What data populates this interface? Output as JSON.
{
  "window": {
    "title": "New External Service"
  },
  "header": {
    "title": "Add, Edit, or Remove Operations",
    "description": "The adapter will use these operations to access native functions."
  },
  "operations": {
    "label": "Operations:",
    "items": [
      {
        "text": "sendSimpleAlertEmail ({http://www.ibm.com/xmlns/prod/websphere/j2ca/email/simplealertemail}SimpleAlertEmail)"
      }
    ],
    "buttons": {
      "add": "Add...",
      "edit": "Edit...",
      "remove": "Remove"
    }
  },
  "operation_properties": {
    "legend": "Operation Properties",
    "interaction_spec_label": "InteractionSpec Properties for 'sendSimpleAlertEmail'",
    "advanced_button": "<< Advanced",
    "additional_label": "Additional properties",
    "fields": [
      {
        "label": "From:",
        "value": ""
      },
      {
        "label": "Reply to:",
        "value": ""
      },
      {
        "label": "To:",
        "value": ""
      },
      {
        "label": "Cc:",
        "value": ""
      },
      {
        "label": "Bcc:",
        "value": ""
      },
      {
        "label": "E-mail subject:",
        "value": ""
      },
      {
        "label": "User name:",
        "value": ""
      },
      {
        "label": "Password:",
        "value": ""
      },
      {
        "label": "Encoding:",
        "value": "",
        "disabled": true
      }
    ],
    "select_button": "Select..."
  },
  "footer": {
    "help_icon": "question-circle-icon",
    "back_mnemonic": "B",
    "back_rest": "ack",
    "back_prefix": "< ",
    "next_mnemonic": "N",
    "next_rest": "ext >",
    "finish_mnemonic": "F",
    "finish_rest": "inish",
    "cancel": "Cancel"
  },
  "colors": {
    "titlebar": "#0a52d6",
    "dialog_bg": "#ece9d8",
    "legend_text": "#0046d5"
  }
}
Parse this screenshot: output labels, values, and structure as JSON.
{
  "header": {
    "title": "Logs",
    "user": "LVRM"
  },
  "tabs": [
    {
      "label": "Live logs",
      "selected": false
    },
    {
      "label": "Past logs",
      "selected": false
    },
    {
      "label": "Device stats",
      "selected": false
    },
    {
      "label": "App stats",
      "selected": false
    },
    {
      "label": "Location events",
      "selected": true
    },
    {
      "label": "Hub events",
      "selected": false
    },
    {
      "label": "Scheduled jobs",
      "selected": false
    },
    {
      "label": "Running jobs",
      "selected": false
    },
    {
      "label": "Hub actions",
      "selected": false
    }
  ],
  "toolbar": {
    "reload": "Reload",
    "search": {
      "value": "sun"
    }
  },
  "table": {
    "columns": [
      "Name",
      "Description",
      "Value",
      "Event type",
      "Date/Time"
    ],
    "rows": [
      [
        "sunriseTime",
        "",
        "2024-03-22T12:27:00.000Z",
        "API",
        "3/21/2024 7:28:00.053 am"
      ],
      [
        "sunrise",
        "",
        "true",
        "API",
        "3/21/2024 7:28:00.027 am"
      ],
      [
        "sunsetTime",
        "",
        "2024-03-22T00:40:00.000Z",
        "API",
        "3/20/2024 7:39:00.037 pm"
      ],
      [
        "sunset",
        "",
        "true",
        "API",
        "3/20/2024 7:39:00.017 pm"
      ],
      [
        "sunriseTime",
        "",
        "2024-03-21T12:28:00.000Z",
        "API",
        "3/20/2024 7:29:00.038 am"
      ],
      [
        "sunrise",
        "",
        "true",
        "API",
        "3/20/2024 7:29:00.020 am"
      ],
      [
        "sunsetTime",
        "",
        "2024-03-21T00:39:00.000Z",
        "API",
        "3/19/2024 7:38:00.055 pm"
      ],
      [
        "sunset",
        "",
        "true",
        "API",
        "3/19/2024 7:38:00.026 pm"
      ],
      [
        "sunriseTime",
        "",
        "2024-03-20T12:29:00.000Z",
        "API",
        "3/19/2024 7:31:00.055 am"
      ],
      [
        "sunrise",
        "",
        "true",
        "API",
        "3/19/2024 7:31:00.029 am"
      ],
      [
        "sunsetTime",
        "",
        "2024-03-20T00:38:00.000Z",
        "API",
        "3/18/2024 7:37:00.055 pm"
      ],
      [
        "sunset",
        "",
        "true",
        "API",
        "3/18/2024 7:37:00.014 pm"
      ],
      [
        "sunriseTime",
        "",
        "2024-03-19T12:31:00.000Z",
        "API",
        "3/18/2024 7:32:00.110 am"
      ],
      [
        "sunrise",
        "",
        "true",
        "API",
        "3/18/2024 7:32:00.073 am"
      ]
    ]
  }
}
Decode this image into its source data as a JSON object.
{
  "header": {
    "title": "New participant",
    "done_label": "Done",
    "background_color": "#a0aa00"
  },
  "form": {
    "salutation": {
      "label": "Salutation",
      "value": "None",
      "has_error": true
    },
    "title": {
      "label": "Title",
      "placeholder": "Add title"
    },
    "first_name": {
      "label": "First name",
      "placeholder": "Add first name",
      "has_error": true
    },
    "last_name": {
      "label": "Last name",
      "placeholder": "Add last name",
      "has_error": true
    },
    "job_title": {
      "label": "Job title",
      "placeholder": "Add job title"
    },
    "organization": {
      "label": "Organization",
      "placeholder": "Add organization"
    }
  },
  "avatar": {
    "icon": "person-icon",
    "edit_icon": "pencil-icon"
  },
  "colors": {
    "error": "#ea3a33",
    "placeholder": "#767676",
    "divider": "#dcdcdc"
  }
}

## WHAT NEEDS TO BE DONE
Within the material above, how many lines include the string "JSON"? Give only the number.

## PROBLEM SOLUTION
3